ADL National Director Abraham H. Foxman said, “In turning a blind eye to these hate clubs, Yahoo! is enabling haters to organize, attract recruits and disseminate offensive material and messages.”
While Yahoo! said in February that it would work to eliminate clubs that violate its prohibition against posting content that is “hateful, or racially, ethnically or otherwise objectionable,” a recent search of Yahoo! Clubs revealed numerous “White Pride” and Nazi clubs filled with messages of hate and racism.
Other Lawsuits Pending
Last month, both Yahoo! and eBay attracted unwanted attention when objects for sale on their sites triggered legal action. eBay was sued by actor Jerry Orbach, who claimed that the auction giant had violated his rights by posting personal information — including his social security number — online.

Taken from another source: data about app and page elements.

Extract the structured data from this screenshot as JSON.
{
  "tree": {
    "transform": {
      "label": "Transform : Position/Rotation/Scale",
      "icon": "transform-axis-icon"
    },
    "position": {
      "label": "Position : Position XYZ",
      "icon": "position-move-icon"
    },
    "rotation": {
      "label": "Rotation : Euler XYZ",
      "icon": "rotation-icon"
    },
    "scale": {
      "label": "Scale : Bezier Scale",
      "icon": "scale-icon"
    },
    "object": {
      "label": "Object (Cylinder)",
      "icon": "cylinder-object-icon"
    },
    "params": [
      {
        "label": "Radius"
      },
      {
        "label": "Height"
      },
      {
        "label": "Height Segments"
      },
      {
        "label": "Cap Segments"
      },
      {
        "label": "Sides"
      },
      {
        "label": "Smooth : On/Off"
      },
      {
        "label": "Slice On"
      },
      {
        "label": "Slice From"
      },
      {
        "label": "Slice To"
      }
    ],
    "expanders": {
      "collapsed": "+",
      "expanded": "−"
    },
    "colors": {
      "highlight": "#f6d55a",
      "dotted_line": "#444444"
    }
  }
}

Meanwhile, Yahoo! was hit by a joint suit filed in a San Francisco federal court by interactive entertainment powerhouses Sega America, Electronic Arts, and Nintendo of America. The companies claimed that Yahoo! knew that counterfeit video and computer games were being sold through Yahoo! Auctions and Yahoo! Stores.
Yahoo!’s terms of service clearly state that the company is not responsible for items listed for sale through Yahoo! Auctions or for postings made in Yahoo! Clubs.
The company also prohibits sellers from offering items for sale that are “illegal to sell under any applicable law, statute, ordinance or regulation” or that Yahoo! finds “inflammatory, offensive, unlawful, harmful, threatening, abusive, harassing, tortious, defamatory, vulgar, obscene, libelous, invasive of another’s privacy, hateful, racially or ethnically objectionable, or otherwise inconsistent with the spirit of Yahoo! Auctions.”
While Yahoo! Auctions is a U.S.-based site, it is accessible from any country in the world. Therefore, it is not yet clear whether sellers are subject only to the laws of the country they are posting from, or whether they must abide by the laws of every country in which the site is accessible.